Problem to work on: This exercise calls for the records to be repeated in full, exactly as written.

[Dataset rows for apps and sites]
= = = = =
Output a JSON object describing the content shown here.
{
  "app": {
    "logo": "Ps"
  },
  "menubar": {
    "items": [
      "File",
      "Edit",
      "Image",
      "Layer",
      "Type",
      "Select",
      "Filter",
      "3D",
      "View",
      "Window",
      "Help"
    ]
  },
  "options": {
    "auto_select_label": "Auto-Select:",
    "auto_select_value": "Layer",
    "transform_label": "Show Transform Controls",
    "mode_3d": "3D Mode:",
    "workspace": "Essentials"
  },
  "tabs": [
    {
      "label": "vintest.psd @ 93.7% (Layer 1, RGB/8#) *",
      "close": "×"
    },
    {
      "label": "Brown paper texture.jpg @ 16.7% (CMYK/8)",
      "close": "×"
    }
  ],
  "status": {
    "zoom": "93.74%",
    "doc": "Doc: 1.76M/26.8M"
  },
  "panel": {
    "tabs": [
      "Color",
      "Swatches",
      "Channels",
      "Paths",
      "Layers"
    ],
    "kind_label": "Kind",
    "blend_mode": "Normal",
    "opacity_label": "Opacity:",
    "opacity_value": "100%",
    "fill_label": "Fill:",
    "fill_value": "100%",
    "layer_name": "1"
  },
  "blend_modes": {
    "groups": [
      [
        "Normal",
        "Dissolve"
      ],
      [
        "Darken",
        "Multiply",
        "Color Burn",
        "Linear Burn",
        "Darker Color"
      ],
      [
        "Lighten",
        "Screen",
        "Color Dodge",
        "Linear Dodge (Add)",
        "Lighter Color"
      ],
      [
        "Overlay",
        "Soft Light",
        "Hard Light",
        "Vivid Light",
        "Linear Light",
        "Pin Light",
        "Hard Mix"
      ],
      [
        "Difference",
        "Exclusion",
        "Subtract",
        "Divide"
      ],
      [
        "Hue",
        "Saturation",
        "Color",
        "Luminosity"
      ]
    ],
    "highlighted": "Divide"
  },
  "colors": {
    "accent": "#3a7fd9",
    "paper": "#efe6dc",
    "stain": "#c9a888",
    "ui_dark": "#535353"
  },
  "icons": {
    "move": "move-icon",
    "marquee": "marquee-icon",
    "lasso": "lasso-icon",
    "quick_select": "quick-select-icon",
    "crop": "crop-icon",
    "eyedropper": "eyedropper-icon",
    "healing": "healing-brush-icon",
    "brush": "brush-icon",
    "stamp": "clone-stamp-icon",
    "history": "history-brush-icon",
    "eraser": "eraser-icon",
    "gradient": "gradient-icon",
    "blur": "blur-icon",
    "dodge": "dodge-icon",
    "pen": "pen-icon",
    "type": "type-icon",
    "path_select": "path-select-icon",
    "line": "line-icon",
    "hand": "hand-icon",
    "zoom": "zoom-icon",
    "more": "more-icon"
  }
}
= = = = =
Answer to the problem:
Output a JSON object describing the content shown here.
{
  "app": {
    "logo": "Ps"
  },
  "menubar": {
    "items": [
      "File",
      "Edit",
      "Image",
      "Layer",
      "Type",
      "Select",
      "Filter",
      "3D",
      "View",
      "Window",
      "Help"
    ]
  },
  "options": {
    "auto_select_label": "Auto-Select:",
    "auto_select_value": "Layer",
    "transform_label": "Show Transform Controls",
    "mode_3d": "3D Mode:",
    "workspace": "Essentials"
  },
  "tabs": [
    {
      "label": "vintest.psd @ 93.7% (Layer 1, RGB/8#) *",
      "close": "×"
    },
    {
      "label": "Brown paper texture.jpg @ 16.7% (CMYK/8)",
      "close": "×"
    }
  ],
  "status": {
    "zoom": "93.74%",
    "doc": "Doc: 1.76M/26.8M"
  },
  "panel": {
    "tabs": [
      "Color",
      "Swatches",
      "Channels",
      "Paths",
      "Layers"
    ],
    "kind_label": "Kind",
    "blend_mode": "Normal",
    "opacity_label": "Opacity:",
    "opacity_value": "100%",
    "fill_label": "Fill:",
    "fill_value": "100%",
    "layer_name": "1"
  },
  "blend_modes": {
    "groups": [
      [
        "Normal",
        "Dissolve"
      ],
      [
        "Darken",
        "Multiply",
        "Color Burn",
        "Linear Burn",
        "Darker Color"
      ],
      [
        "Lighten",
        "Screen",
        "Color Dodge",
        "Linear Dodge (Add)",
        "Lighter Color"
      ],
      [
        "Overlay",
        "Soft Light",
        "Hard Light",
        "Vivid Light",
        "Linear Light",
        "Pin Light",
        "Hard Mix"
      ],
      [
        "Difference",
        "Exclusion",
        "Subtract",
        "Divide"
      ],
      [
        "Hue",
        "Saturation",
        "Color",
        "Luminosity"
      ]
    ],
    "highlighted": "Divide"
  },
  "colors": {
    "accent": "#3a7fd9",
    "paper": "#efe6dc",
    "stain": "#c9a888",
    "ui_dark": "#535353"
  },
  "icons": {
    "move": "move-icon",
    "marquee": "marquee-icon",
    "lasso": "lasso-icon",
    "quick_select": "quick-select-icon",
    "crop": "crop-icon",
    "eyedropper": "eyedropper-icon",
    "healing": "healing-brush-icon",
    "brush": "brush-icon",
    "stamp": "clone-stamp-icon",
    "history": "history-brush-icon",
    "eraser": "eraser-icon",
    "gradient": "gradient-icon",
    "blur": "blur-icon",
    "dodge": "dodge-icon",
    "pen": "pen-icon",
    "type": "type-icon",
    "path_select": "path-select-icon",
    "line": "line-icon",
    "hand": "hand-icon",
    "zoom": "zoom-icon",
    "more": "more-icon"
  }
}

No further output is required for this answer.